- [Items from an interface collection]
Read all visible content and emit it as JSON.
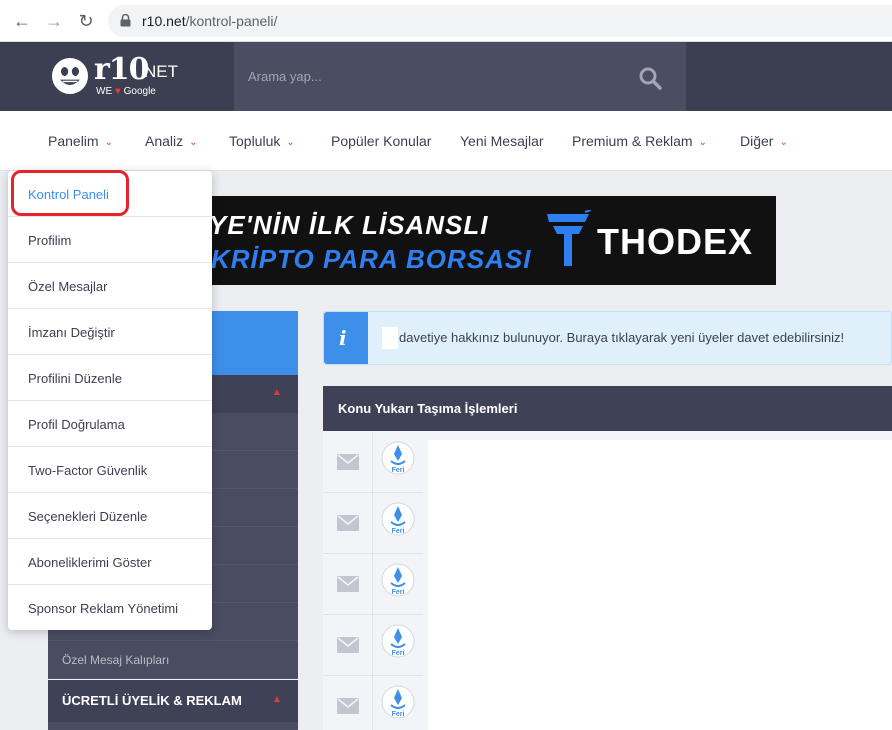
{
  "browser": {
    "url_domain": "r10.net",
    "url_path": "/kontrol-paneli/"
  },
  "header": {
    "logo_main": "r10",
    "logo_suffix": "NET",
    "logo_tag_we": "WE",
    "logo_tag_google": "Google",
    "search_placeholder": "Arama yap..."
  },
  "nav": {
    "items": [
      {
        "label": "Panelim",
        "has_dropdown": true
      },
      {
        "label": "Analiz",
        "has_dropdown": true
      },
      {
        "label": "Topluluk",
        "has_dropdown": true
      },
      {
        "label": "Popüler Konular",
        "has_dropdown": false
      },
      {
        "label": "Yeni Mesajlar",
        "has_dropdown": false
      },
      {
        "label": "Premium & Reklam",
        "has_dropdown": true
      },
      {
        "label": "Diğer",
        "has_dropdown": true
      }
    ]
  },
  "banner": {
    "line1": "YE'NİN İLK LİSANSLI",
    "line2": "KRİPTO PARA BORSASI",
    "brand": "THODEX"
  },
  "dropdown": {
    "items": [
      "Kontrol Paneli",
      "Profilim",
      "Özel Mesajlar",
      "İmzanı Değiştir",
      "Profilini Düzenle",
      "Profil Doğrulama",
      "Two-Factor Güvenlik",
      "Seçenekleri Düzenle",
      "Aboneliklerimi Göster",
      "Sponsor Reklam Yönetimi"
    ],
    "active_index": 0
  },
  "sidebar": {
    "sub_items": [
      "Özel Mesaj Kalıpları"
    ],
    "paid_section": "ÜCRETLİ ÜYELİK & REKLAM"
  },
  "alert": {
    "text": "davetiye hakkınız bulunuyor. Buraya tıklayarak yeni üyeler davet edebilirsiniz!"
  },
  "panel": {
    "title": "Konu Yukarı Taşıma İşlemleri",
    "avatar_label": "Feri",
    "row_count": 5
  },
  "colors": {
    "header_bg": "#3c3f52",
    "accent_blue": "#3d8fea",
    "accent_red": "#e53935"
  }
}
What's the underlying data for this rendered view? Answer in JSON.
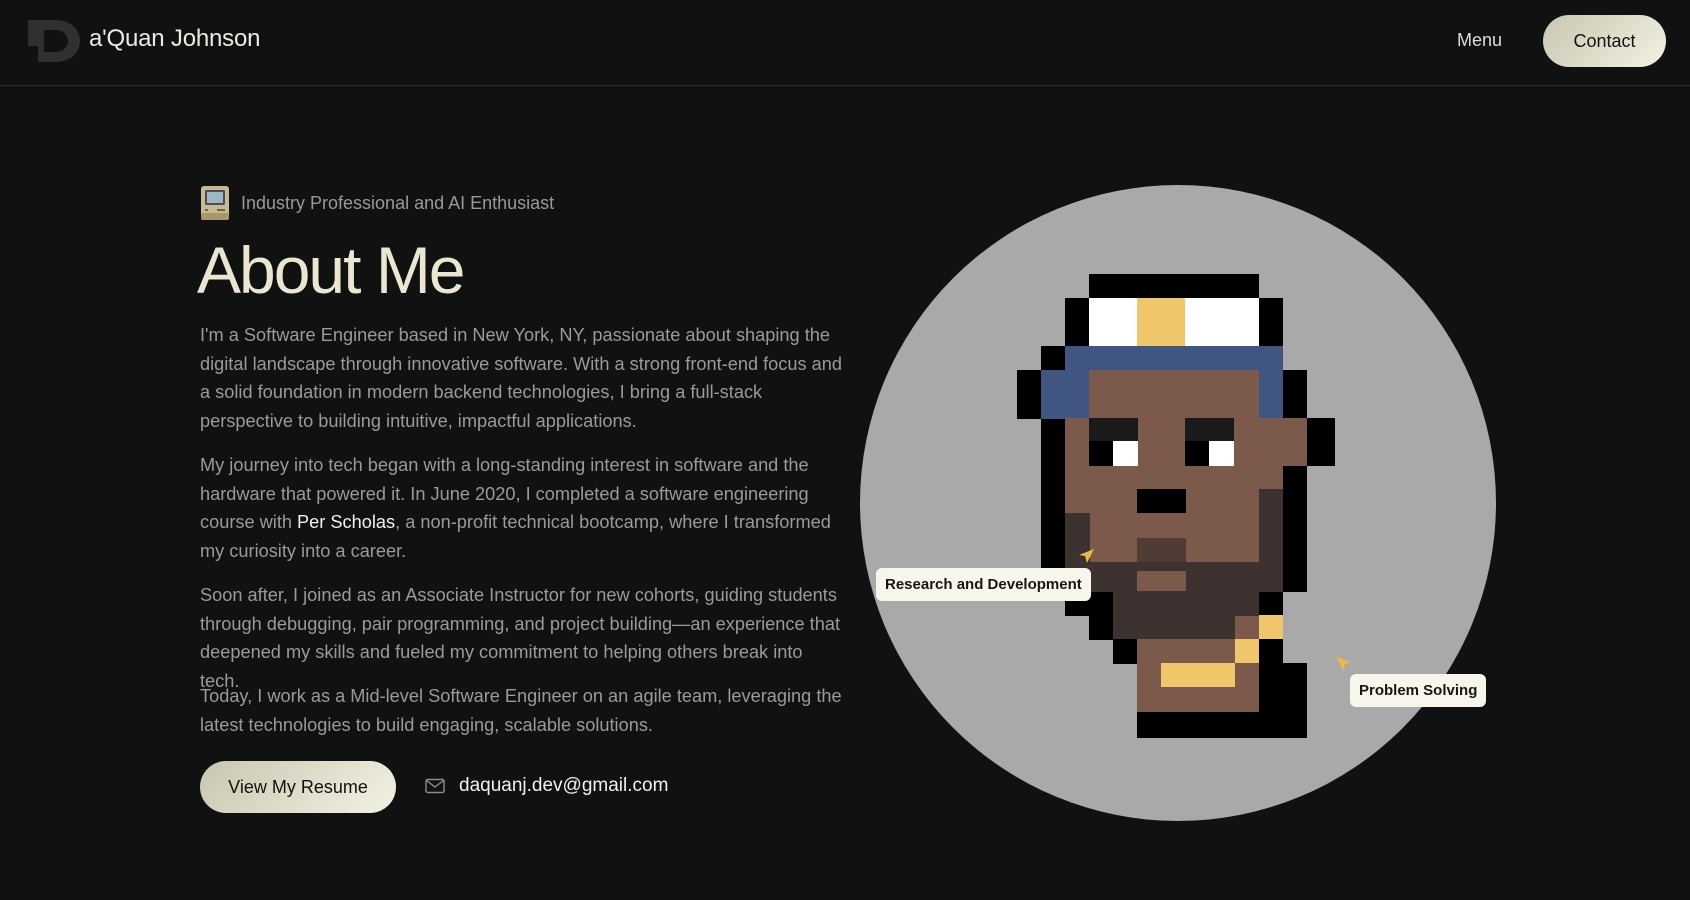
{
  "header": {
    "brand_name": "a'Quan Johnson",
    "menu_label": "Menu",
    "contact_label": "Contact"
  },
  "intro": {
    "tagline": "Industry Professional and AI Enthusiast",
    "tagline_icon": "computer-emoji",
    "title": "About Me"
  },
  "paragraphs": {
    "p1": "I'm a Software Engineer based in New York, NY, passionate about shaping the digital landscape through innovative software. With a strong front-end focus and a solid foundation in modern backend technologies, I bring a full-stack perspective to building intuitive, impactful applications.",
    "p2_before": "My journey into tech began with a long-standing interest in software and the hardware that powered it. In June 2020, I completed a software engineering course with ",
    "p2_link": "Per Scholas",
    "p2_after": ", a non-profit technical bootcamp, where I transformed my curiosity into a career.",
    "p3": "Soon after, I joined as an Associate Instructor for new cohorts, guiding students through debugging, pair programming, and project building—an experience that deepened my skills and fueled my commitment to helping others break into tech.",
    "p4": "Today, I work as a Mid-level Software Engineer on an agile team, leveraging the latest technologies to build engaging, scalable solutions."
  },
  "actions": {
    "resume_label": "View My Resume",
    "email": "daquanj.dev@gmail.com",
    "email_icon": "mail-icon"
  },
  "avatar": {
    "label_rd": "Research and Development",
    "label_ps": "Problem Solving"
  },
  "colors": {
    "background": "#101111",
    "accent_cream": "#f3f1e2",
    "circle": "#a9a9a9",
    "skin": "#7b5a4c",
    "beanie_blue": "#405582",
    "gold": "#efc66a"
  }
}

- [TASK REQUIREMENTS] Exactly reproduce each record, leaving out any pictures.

- [EXERCISE RESULT]
Read all visible content and emit it as JSON.
{
  "browser": {
    "url_domain": "r10.net",
    "url_path": "/kontrol-paneli/"
  },
  "header": {
    "logo_main": "r10",
    "logo_suffix": "NET",
    "logo_tag_we": "WE",
    "logo_tag_google": "Google",
    "search_placeholder": "Arama yap..."
  },
  "nav": {
    "items": [
      {
        "label": "Panelim",
        "has_dropdown": true
      },
      {
        "label": "Analiz",
        "has_dropdown": true
      },
      {
        "label": "Topluluk",
        "has_dropdown": true
      },
      {
        "label": "Popüler Konular",
        "has_dropdown": false
      },
      {
        "label": "Yeni Mesajlar",
        "has_dropdown": false
      },
      {
        "label": "Premium & Reklam",
        "has_dropdown": true
      },
      {
        "label": "Diğer",
        "has_dropdown": true
      }
    ]
  },
  "banner": {
    "line1": "YE'NİN İLK LİSANSLI",
    "line2": "KRİPTO PARA BORSASI",
    "brand": "THODEX"
  },
  "dropdown": {
    "items": [
      "Kontrol Paneli",
      "Profilim",
      "Özel Mesajlar",
      "İmzanı Değiştir",
      "Profilini Düzenle",
      "Profil Doğrulama",
      "Two-Factor Güvenlik",
      "Seçenekleri Düzenle",
      "Aboneliklerimi Göster",
      "Sponsor Reklam Yönetimi"
    ],
    "active_index": 0
  },
  "sidebar": {
    "sub_items": [
      "Özel Mesaj Kalıpları"
    ],
    "paid_section": "ÜCRETLİ ÜYELİK & REKLAM"
  },
  "alert": {
    "text": "davetiye hakkınız bulunuyor. Buraya tıklayarak yeni üyeler davet edebilirsiniz!"
  },
  "panel": {
    "title": "Konu Yukarı Taşıma İşlemleri",
    "avatar_label": "Feri",
    "row_count": 5
  },
  "colors": {
    "header_bg": "#3c3f52",
    "accent_blue": "#3d8fea",
    "accent_red": "#e53935"
  }
}
What's the underlying data for this rendered view? Answer in JSON.
{
  "header": {
    "brand_name": "a'Quan Johnson",
    "menu_label": "Menu",
    "contact_label": "Contact"
  },
  "intro": {
    "tagline": "Industry Professional and AI Enthusiast",
    "tagline_icon": "computer-emoji",
    "title": "About Me"
  },
  "paragraphs": {
    "p1": "I'm a Software Engineer based in New York, NY, passionate about shaping the digital landscape through innovative software. With a strong front-end focus and a solid foundation in modern backend technologies, I bring a full-stack perspective to building intuitive, impactful applications.",
    "p2_before": "My journey into tech began with a long-standing interest in software and the hardware that powered it. In June 2020, I completed a software engineering course with ",
    "p2_link": "Per Scholas",
    "p2_after": ", a non-profit technical bootcamp, where I transformed my curiosity into a career.",
    "p3": "Soon after, I joined as an Associate Instructor for new cohorts, guiding students through debugging, pair programming, and project building—an experience that deepened my skills and fueled my commitment to helping others break into tech.",
    "p4": "Today, I work as a Mid-level Software Engineer on an agile team, leveraging the latest technologies to build engaging, scalable solutions."
  },
  "actions": {
    "resume_label": "View My Resume",
    "email": "daquanj.dev@gmail.com",
    "email_icon": "mail-icon"
  },
  "avatar": {
    "label_rd": "Research and Development",
    "label_ps": "Problem Solving"
  },
  "colors": {
    "background": "#101111",
    "accent_cream": "#f3f1e2",
    "circle": "#a9a9a9",
    "skin": "#7b5a4c",
    "beanie_blue": "#405582",
    "gold": "#efc66a"
  }
}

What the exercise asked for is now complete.